U.S. troops find Viet Cong R&R center

U.S. troops find Viet Cong R&R center

An Air Force C-130 Hercules drops supplies to U.S. troops attempting to encircle a suspected Viet Cong headquarters during Operation Junction City in Vietnam in February, 1967.

An Air Force C-130 Hercules drops supplies to U.S. troops attempting to encircle a suspected Viet Cong headquarters during Operation Junction City in Vietnam in February, 1967.

GERARD FORKEN/STARS AND STRIPES | BUY THIS PHOTO

TAY NINH, Vietnam — U.S. troops met only light resistance Friday as a 23,000-man American force swept north of Tay Ninh in search of the communist supreme command.

The multi-division force pushed toward the center of a horseshoe-shaped jungle area in Operation Junction City — the largest of the war.

U.S. casualties were listed as light as the operation entered its third day. Americans have killed 19 Viet Cong in the War Zone C area where VC leaders are believed sheltered.

A battalion of the 1st Inf. Div.'s 1st Brigade uncovered what was described as a communist R&R center Friday less than two miles from the Cambodian border.

Lt. Col. Alexander Haig, commander of the 1st Bn., 26th Inf., said the enemy center was "an exclusive underground complex complete with radios and ping pong tables."

The center, also believed to be an administrative office, contained radio batteries, a walkie-talkie and two machineguns.

First division spokesmen said a Viet Cong soldier killed Thursday was believed to be a member of a supply unit of the Central Office for South Vietnam — the VC's supreme headquarters.

(Mechanized units of the 25th Inf. Div. tangled sporadically Friday with small communist forces harassing the advance, UPI reported.

(The communists sent one round from a rocket launcher through the armored side of one vehicle and bounced rockets off two more. Several Americans were wounded.)

Communist mortar fire hit a few U.S. units Thursday and Friday. The heaviest attack was directed at a 1st Inf. Div. base camp al Sui Da, seven miles north of Tay Ninh.

The camp received 130 rounds of 82mm mortar fired from the north and took light casualties. according to a 1st Div. spokesman.

Another unit of the 1st Div. received several rounds of mortar or artillery fire which may have been fired from across the Cambodian border. Division commander Maj. Gen. John H. Hay ordered the fire returned.

Military spokesmen in Saigon, however, had no report of communist fire from across the Cambodian frontier.

In another incident Friday, Pacific Stars and Stripes staff correspondent SP5 Gerry Forken reported that a Huey helicopter was downed by 18 rounds of enemy fire less than a minute after he alighted from the chopper.

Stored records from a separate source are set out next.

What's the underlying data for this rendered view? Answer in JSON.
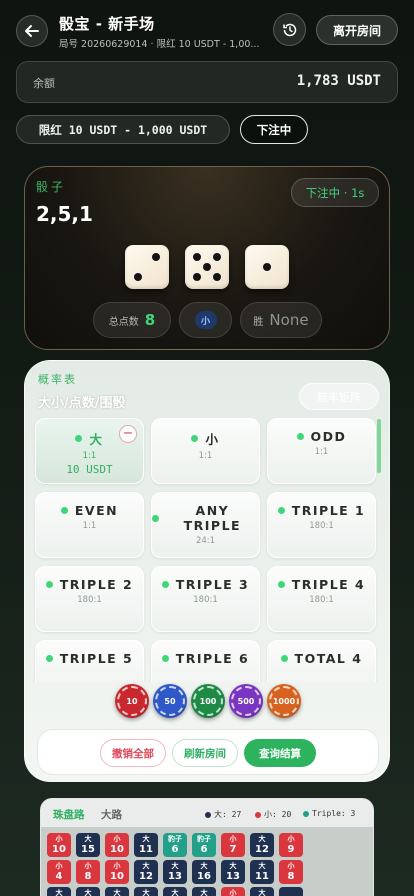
{
  "header": {
    "title": "骰宝 - 新手场",
    "subtitle": "局号 20260629014 · 限红 10 USDT - 1,00...",
    "leave_label": "离开房间"
  },
  "balance": {
    "label": "余额",
    "value": "1,783 USDT"
  },
  "limit_text": "限红 10 USDT - 1,000 USDT",
  "betting_label": "下注中",
  "dice": {
    "label": "骰子",
    "result": "2,5,1",
    "status": "下注中 · 1s",
    "values": [
      2,
      5,
      1
    ],
    "total_label": "总点数",
    "total": "8",
    "size_label": "小",
    "win_label": "胜",
    "win_value": "None"
  },
  "bets": {
    "odds_label": "概率表",
    "title": "大小/点数/围骰",
    "matrix_label": "赔率矩阵",
    "cells": [
      {
        "name": "大",
        "odds": "1:1",
        "amount": "10 USDT"
      },
      {
        "name": "小",
        "odds": "1:1"
      },
      {
        "name": "ODD",
        "odds": "1:1"
      },
      {
        "name": "EVEN",
        "odds": "1:1"
      },
      {
        "name": "ANY TRIPLE",
        "odds": "24:1"
      },
      {
        "name": "TRIPLE 1",
        "odds": "180:1"
      },
      {
        "name": "TRIPLE 2",
        "odds": "180:1"
      },
      {
        "name": "TRIPLE 3",
        "odds": "180:1"
      },
      {
        "name": "TRIPLE 4",
        "odds": "180:1"
      },
      {
        "name": "TRIPLE 5",
        "odds": ""
      },
      {
        "name": "TRIPLE 6",
        "odds": ""
      },
      {
        "name": "TOTAL 4",
        "odds": ""
      }
    ],
    "chips": [
      {
        "label": "10",
        "color": "#c9282e"
      },
      {
        "label": "50",
        "color": "#2f58c9"
      },
      {
        "label": "100",
        "color": "#1f8a45"
      },
      {
        "label": "500",
        "color": "#7a35c2"
      },
      {
        "label": "1000",
        "color": "#d8621f"
      }
    ],
    "actions": {
      "cancel_all": "撤销全部",
      "refresh": "刷新房间",
      "query": "查询结算"
    }
  },
  "road": {
    "tab_bead": "珠盘路",
    "tab_big": "大路",
    "legend": [
      {
        "text": "大: 27",
        "color": "#1f3050"
      },
      {
        "text": "小: 20",
        "color": "#d9363e"
      },
      {
        "text": "Triple: 3",
        "color": "#23a08a"
      }
    ],
    "rows": [
      [
        {
          "t": "小",
          "n": "10",
          "c": "r"
        },
        {
          "t": "大",
          "n": "15",
          "c": "b"
        },
        {
          "t": "小",
          "n": "10",
          "c": "r"
        },
        {
          "t": "大",
          "n": "11",
          "c": "b"
        },
        {
          "t": "豹子",
          "n": "6",
          "c": "g"
        },
        {
          "t": "豹子",
          "n": "6",
          "c": "g"
        },
        {
          "t": "小",
          "n": "7",
          "c": "r"
        },
        {
          "t": "大",
          "n": "12",
          "c": "b"
        },
        {
          "t": "小",
          "n": "9",
          "c": "r"
        }
      ],
      [
        {
          "t": "小",
          "n": "4",
          "c": "r"
        },
        {
          "t": "小",
          "n": "8",
          "c": "r"
        },
        {
          "t": "小",
          "n": "10",
          "c": "r"
        },
        {
          "t": "大",
          "n": "12",
          "c": "b"
        },
        {
          "t": "大",
          "n": "13",
          "c": "b"
        },
        {
          "t": "大",
          "n": "16",
          "c": "b"
        },
        {
          "t": "大",
          "n": "13",
          "c": "b"
        },
        {
          "t": "大",
          "n": "11",
          "c": "b"
        },
        {
          "t": "小",
          "n": "8",
          "c": "r"
        }
      ],
      [
        {
          "t": "大",
          "n": "",
          "c": "b"
        },
        {
          "t": "大",
          "n": "",
          "c": "b"
        },
        {
          "t": "大",
          "n": "",
          "c": "b"
        },
        {
          "t": "大",
          "n": "",
          "c": "b"
        },
        {
          "t": "大",
          "n": "",
          "c": "b"
        },
        {
          "t": "大",
          "n": "",
          "c": "b"
        },
        {
          "t": "小",
          "n": "",
          "c": "r"
        },
        {
          "t": "大",
          "n": "",
          "c": "b"
        },
        {
          "t": "",
          "n": "",
          "c": "b"
        }
      ]
    ]
  }
}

The crew also escaped injury.

The. helicopter, returning to a 1st Div. battalion headquarters after a supply drop, was damaged, but was able to limp back to its base and was later hauled out by a Chinook helicopter.